About four years into working DocStoc, a site that gives small business tools and documents, founder Jason Nazar started convinced that his organization could do even more to generally meet his customers' needs and develop the business enterprise. He wished to develop down a whole suite of items. All he required had been a few good ideas.
Would youn't? However the difference is, Nazar understood how to have all of them.
The one thing you have to know about Nazar is that in the event that you attend technology start-up tournaments often adequate, sooner or later you will see him pitching on stage. He is anything of a pitching junkie, having took part in dozens of start-up competitions in the last few years.
In reality, he is these types of a fan of pitching tournaments that he chose to introduce one—inside his very own business.
Inspired by Twitter
He had been first encouraged to get it done when he heard exactly how Twitter began. Before there was clearly Twitter, there was Odeo. At a specific point, founder Evan Williams decided the business required a complete restart so he split the group into small groups and offered them the assignment to return with a brand new, killer business concept. Jack Dorsey came ultimately back with Twitter. If it worked for them...
So Nazar established exactly the same research at DocStoc. He divided his 40 staff members into small groups of people and offered them 1 week to generate an innovative new company idea that could make DocStoc develop. They'd have five full minutes to pitch it towards rest of the organization and a panel of judges.
1 week later, Nazar had their brand-new idea: License123, an on-line resource that allows business owners, in three measures, learn exactly which permits and allows they must start up essentially any company within their town. A written report with all the details costs people ten dollars.
License123 is currently in beta, supplying information in six states with about 60percent to 80% of neighborhood metropolitan areas covered. Nazar hopes having most locales nationwide included in the end of the season.
Would like to get great tips from the workers?
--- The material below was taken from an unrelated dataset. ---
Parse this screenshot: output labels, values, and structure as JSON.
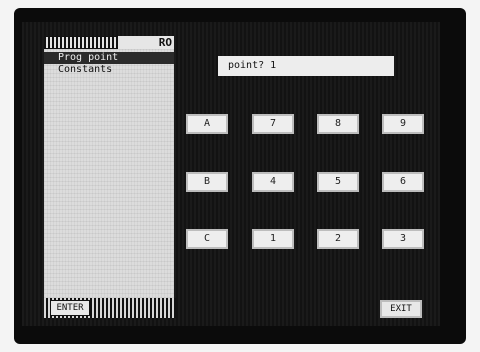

Listed here are Nazar's tips for operating a successful pitch competitors at business:
1. Obviously establish the parameters.
Nazar moved beyond offering their group just a one-week time constraint; the ideas needed to fit particular criteria. "that they had to make $1 million in the first 12 months so we needed to be in a position to develop at least viable item in three months, " he says.
2. Pair up those who never usually work together.
"we'd engineers blended with internet marketers, " Nazar claims. "Even more therefore than business pleased hours or climbing trips, this required them to essentially remain and chat and think with people they don't really usually work with." No matter if the comapny don't move forward on some of the ideas, he says it however would-have-been the very best usage of company time.
3. Supply the event some pomp and scenario.
You're asking your employees not to just match their particular typical workload but in addition to create a big, brand-new concept. Make it a unique occasion. On pitch time, everyone else at DocStoc ended working around noon as well as the remaining time was given over to the contest. There have been rewards ("iPads work well—the rewards do not have to be huge, " Nazar claims) and high-profile judges through the L.A. start-up scene. Then your entire team headed over to an after-party to help keep celebrating their particular achievements.
4. Focus on the folks's choice prize.
"Everyone in the company believed License123 ended up being the best idea, " Nazar says—but the judges did not. In the end they picked another idea when it comes to top reward. So Nazar filed away License123. Monthly later on as he was reviewing the company's future concerns, he pulled it straight back away and chose to proceed it. "these people were therefore stoked up about it—they collectively introduced it to life, " he states. And that is key: if your staff members tend to be heavily committed to an idea, which is half the struggle.